“It is an investment in people’s staff. If you are a business owner and the person working behind the counter or the sales rep on the road knows more about the product, you will sell more. There are business owners who are prepared to invest in their staff like that and it is a good thing. People leave the training knowing a lot more about abrasives and particularly about our company,” he said.

Klingspor continues to grow and expand into new ranges.

When reflecting on the last 12 months, Mr Hoye said that 2020 was Klingspor’s best year yet, and thankfully this upward trend has continued into this year.

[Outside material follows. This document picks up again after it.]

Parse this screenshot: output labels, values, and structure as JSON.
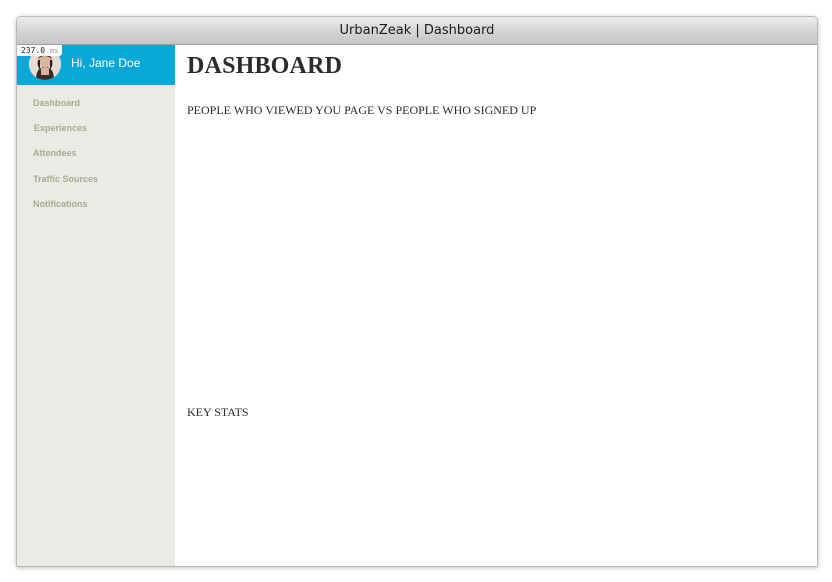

“Strong sales have continued not only due to an upturn in sales in DIY but also the continued boom in infrastructure projects. While we have had some issues with shipping due to COVID, fortunately we carry good stock levels in Australia so we have managed to handle the situation quite well,” he said.

“We are also fortunate in that we have over 1500 people working throughout our production plants in Europe. We are a long way away so even pre-COVID it took 10 to 12 weeks to get what we ordered. But the good thing about this is we can see a problem before it happens. So if we know we need a product in about eight weeks’ time and it is not on the boat yet, we can make the call about whether to fly it in or not.”

Klingspor invented its first Kronenflex cutting wheel in 1950.

“A lot of our customers have said that we have managed the situation well which is great news. So far it has not caused a problem for us. Last year we grew by 10 per cent and this year we are 10 per cent up on last year. I do not see any reason why we would not be finishing the year at least 10 per cent up, which is good growth,” Mr Hoye said.

Incredibly, cutting and grinding discs were invented by Klingspor around 70 years ago, with flap discs becoming a Klingspor innovation around 50 years ago.

“Cutting and grinding and flap discs probably represent 40 per cent of our business and we invented all of those many years ago, so the technology is quite old. What has improved is the techniques to make them and also the ingredients. If you use a cutting disc today and you use a 70-year-old one there would be a hell of a difference. But the theory behind the technology is the same as it was 70 years ago. It has not changed,” Mr Hoye said.

Klingspor invented its first Kronenflex cutting wheel in 1950 and also saw the introduction of its first ground breaking abrasive flap disc in 1971. Klingspor’s first international production facility was founded in Poland in 1996 and went on to expand into Australia and South Africa in 2000.